The policy contained a significant exclusion: it "does not apply to 'bodily injury,' 'property damage' or 'personal and advertising injury' due to the rendering of or failure to render any professional services." (White Decl., Exh. F at 1A). For liability arising from its professional services, Talbot purchased a professional liability policy from GICA, but New York City was not insured under that policy.
On June 28, 2004, a few days after Ms. Finch filed suit, the City sent a copy of her complaint to Acordia, an insurance broker handling Talbot's GICA policy. (Kleinman Decl., Exh. G). Acordia faxed the complaint to GICA's agent on August 17, 2004, which faxed it on to GICA the same day. (Affidavit of James Klouse dated Aug. 17, 2005 ("Klouse Aff."), ¶¶ 4, 6). Because the endorsement adding all funders as additional insureds did not name the City specifically, GICA sought verification from the City of its relationship as a funder of Talbot. The City sent verification in mid-September. On September 24, James Klouse, a GICA claims specialist, sent a letter to the City's lawyer informing him that GICA had doubts about its obligations to the City and that GICA was submitting the documents to a lawyer for a legal opinion. (White Decl., Exh. D). On November 8, 2004, Mr. Klouse informed the City that GICA declined to defend and indemnify the City. (Klouse Aff., ¶ 15).
In it's complaint, GICA argues that the allegations in the Finch lawsuit fall entirely within the professional services exclusion of the general liability policy. The company also asserts that the City and ACS are not covered because any injuries arose out of the City's operations, not Talbot's, and because the actions alleged in the suit were not accidents, as required under the terms of the policy. Finally, GICA denies coverage on the ground that the injuries claimed by Ms. Finch are not bodily injuries.
C. The Summary Judgment Motions 1. New York City's Motion

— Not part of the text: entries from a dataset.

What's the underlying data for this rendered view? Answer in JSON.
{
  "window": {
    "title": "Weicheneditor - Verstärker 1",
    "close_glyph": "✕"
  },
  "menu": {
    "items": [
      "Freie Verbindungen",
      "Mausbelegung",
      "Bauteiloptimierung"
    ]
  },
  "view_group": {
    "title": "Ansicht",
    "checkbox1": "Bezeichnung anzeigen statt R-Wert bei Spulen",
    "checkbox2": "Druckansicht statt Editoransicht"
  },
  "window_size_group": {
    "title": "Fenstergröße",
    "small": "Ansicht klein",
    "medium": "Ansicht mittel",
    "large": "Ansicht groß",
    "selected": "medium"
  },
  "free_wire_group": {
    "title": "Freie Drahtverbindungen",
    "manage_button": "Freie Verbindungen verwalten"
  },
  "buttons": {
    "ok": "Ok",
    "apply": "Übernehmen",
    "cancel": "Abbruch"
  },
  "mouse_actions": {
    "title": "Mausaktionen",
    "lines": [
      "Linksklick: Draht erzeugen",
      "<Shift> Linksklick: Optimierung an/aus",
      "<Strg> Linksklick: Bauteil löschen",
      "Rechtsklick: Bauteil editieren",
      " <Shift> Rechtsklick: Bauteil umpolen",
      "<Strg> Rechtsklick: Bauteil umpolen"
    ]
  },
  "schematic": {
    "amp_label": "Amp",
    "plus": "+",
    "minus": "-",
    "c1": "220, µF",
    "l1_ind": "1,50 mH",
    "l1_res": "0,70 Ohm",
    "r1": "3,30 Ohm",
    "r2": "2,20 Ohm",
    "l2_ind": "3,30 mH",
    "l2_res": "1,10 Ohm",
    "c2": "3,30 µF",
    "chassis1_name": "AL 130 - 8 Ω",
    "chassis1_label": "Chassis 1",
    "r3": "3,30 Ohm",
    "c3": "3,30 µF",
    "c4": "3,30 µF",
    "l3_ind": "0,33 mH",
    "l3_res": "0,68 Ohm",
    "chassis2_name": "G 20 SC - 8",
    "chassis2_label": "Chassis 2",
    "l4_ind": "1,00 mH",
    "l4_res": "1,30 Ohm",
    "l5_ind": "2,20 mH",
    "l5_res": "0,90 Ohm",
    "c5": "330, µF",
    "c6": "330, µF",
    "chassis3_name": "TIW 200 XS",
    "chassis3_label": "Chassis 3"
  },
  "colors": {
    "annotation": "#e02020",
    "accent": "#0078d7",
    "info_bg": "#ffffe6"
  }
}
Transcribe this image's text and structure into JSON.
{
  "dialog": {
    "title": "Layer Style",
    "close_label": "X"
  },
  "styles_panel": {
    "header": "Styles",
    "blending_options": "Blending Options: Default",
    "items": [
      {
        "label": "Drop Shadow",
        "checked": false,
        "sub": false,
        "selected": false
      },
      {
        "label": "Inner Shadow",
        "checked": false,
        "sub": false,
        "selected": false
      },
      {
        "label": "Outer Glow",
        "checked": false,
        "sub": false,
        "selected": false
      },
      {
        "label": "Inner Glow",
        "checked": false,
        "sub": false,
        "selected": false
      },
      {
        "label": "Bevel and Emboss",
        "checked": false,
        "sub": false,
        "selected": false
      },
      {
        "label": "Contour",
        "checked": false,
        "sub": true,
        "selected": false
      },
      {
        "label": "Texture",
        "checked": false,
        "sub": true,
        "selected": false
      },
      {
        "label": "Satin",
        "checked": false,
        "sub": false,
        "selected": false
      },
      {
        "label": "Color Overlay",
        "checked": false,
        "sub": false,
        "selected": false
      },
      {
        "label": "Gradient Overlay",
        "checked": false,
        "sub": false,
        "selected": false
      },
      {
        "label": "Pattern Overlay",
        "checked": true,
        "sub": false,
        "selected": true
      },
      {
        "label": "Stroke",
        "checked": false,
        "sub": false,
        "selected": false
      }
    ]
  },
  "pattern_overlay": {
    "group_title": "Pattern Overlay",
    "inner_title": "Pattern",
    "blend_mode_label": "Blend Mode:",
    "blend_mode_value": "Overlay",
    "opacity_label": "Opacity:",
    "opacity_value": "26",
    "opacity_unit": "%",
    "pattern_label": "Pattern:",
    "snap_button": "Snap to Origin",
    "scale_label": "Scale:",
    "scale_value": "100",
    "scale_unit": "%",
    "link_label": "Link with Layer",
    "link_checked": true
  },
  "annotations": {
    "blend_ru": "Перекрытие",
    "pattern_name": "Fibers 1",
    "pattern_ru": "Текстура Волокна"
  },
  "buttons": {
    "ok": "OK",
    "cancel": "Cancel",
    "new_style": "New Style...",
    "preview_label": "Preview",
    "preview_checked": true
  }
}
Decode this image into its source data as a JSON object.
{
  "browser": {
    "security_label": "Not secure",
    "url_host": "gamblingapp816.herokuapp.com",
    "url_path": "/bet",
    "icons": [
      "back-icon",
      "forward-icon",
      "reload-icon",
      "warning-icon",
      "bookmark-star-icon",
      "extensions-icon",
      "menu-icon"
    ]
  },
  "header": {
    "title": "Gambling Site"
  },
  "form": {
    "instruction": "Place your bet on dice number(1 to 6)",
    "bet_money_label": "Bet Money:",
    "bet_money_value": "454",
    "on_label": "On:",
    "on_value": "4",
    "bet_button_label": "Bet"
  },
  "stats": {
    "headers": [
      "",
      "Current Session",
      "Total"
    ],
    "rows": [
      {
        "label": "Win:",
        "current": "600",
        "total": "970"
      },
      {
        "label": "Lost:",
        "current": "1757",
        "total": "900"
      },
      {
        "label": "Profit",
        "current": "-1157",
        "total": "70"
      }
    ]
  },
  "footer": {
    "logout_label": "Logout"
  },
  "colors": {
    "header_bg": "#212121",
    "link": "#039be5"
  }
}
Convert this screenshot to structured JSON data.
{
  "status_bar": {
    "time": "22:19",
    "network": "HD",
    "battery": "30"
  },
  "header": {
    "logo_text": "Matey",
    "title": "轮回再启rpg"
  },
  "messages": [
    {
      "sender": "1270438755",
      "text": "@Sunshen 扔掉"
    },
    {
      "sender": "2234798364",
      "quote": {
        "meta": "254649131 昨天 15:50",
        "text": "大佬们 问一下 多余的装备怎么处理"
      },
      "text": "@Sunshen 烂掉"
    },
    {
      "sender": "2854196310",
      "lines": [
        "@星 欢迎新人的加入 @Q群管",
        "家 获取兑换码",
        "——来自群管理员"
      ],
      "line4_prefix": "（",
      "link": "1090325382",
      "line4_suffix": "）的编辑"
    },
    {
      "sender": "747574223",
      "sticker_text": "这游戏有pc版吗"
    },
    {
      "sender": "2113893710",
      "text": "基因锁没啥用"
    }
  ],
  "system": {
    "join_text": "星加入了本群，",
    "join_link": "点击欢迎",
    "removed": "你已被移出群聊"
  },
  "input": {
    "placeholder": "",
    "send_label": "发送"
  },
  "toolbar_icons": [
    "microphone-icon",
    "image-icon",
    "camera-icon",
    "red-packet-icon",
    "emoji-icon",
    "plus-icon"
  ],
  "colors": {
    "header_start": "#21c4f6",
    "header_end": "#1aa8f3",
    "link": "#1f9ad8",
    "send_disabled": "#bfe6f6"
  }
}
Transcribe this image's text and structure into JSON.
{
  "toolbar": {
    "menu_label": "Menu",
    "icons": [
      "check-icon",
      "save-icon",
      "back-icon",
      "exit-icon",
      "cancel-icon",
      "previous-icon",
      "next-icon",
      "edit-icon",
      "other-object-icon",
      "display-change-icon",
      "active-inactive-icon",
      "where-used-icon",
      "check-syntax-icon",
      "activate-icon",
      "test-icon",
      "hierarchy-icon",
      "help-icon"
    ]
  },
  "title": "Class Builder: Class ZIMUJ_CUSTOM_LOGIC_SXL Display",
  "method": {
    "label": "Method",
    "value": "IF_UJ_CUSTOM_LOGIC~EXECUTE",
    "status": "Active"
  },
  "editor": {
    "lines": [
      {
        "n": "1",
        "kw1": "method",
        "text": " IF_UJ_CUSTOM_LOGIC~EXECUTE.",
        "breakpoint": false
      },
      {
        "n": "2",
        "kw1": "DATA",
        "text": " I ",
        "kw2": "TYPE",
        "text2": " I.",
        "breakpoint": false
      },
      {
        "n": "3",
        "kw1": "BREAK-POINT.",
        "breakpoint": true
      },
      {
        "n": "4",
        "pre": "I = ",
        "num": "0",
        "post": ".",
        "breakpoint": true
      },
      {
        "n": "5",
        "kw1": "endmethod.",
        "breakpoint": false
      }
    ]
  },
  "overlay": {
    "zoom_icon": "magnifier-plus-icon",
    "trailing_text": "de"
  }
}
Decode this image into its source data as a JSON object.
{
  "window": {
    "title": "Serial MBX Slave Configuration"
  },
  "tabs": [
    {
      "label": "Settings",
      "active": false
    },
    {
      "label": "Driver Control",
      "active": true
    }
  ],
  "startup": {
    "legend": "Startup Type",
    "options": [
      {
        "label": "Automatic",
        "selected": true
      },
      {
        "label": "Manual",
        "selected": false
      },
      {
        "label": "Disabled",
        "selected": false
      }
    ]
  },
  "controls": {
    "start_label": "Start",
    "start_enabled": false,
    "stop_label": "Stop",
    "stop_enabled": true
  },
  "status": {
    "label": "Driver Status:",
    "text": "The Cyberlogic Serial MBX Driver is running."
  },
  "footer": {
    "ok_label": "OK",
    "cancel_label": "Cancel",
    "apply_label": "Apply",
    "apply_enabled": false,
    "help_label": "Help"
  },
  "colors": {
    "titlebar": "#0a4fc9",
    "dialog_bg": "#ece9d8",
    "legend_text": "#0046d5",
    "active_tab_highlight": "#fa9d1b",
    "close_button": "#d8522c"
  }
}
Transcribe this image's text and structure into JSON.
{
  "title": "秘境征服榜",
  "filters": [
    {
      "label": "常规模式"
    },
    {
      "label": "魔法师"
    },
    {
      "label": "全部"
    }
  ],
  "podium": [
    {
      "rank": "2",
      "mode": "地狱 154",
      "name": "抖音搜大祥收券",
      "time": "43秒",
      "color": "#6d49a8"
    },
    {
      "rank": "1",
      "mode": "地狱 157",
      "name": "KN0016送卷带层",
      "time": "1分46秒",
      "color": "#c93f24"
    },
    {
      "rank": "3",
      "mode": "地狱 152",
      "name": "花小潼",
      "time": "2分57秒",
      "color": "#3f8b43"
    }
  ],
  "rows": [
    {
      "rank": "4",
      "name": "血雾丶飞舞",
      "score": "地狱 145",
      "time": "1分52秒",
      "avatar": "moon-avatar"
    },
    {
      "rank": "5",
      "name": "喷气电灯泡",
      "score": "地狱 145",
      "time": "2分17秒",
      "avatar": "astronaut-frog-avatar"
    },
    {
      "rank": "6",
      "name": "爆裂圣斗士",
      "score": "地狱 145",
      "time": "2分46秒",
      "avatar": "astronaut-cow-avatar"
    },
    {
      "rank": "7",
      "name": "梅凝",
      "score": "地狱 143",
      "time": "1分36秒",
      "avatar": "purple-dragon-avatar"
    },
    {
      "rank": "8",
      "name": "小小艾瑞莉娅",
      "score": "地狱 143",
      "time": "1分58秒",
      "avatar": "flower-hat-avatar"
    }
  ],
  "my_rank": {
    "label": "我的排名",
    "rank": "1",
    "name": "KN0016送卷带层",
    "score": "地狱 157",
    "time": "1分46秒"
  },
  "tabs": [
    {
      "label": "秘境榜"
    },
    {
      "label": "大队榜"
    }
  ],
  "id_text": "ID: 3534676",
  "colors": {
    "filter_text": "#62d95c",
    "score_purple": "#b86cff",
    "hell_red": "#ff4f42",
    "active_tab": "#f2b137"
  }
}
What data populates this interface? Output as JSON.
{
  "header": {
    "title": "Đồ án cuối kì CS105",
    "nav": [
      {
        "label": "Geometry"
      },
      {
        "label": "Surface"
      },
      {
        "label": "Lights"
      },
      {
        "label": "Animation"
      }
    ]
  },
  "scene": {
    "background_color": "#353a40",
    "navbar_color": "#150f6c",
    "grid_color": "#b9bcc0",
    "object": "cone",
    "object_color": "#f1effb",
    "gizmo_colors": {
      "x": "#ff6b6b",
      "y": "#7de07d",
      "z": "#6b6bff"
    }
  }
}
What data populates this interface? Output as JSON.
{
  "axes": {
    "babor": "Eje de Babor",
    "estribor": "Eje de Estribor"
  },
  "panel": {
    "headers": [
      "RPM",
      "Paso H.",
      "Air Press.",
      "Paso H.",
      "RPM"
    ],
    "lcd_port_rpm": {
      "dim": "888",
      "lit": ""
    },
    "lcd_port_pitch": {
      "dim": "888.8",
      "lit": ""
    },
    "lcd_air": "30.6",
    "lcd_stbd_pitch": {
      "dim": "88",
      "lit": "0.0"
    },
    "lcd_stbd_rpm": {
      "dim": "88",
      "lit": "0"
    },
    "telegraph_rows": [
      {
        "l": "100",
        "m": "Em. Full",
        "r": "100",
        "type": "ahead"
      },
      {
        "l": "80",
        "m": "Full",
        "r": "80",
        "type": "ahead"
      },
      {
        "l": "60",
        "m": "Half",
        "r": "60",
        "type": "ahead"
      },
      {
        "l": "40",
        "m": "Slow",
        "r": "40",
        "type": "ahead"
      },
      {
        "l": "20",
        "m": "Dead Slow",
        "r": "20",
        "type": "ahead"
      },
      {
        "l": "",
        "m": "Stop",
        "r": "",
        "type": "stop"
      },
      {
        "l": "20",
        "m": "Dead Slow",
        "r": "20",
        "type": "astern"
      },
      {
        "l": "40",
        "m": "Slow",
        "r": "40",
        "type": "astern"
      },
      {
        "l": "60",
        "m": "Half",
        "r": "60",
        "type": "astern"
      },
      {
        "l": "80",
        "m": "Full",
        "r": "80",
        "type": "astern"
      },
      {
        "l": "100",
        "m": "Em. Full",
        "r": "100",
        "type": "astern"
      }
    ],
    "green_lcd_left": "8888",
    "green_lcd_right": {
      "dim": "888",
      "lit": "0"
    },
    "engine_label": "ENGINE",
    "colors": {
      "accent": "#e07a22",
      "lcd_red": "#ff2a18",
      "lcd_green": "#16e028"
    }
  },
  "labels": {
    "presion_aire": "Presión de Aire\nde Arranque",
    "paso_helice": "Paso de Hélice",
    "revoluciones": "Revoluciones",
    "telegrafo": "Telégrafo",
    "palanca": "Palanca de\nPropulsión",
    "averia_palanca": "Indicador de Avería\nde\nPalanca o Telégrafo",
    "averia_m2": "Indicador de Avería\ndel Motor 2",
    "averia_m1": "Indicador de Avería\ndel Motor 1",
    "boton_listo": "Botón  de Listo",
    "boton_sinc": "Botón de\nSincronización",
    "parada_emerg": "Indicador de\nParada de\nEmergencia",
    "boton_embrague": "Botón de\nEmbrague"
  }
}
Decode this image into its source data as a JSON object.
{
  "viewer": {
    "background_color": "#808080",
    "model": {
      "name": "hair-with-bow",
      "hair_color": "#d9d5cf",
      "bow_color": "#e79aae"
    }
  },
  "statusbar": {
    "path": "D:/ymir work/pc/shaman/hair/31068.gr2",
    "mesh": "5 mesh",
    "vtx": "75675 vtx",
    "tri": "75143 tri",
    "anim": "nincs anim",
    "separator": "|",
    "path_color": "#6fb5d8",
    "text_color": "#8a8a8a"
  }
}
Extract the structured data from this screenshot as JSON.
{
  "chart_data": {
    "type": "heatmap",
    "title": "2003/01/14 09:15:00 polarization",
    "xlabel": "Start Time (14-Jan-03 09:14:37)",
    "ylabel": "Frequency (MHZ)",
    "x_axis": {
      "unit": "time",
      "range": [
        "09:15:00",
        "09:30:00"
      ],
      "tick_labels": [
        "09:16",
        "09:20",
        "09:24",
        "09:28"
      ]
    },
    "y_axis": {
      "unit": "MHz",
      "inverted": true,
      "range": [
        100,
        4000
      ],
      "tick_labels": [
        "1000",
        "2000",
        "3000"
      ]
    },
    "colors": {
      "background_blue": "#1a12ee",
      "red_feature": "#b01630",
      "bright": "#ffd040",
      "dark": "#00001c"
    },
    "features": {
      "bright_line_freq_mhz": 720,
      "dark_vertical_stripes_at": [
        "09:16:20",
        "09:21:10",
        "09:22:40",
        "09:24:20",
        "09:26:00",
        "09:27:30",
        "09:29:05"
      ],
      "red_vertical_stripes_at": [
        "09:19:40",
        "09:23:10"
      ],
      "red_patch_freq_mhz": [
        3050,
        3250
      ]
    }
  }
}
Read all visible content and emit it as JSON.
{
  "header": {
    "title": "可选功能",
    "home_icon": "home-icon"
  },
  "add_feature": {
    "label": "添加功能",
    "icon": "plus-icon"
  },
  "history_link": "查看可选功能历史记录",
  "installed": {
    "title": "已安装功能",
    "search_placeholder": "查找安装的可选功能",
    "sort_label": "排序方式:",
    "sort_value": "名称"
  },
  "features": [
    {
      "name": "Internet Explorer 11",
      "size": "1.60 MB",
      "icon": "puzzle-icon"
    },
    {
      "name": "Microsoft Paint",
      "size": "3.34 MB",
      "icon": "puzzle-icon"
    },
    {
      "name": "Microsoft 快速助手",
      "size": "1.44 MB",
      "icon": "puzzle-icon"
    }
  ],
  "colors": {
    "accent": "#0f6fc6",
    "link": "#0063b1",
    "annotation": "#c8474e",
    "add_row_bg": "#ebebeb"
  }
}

The City asserts that GICA must defend it in the Finch action and that summary judgment is warranted for three reasons. First, it argues that the acts are covered by Talbot's commercial general liability policy. The City rejects GICA's conclusion that all of the acts alleged by Ms. Finch involved professional judgment, contending instead that the injuries could have been caused by a clerk, by a general administrative failure, or by a variety of negligent acts that would be covered by general liability insurance. Second, the City maintains that under controlling New York law, an insurer's duty to defend is exceedingly broad and encompasses parties in its position. Third, the City argues ...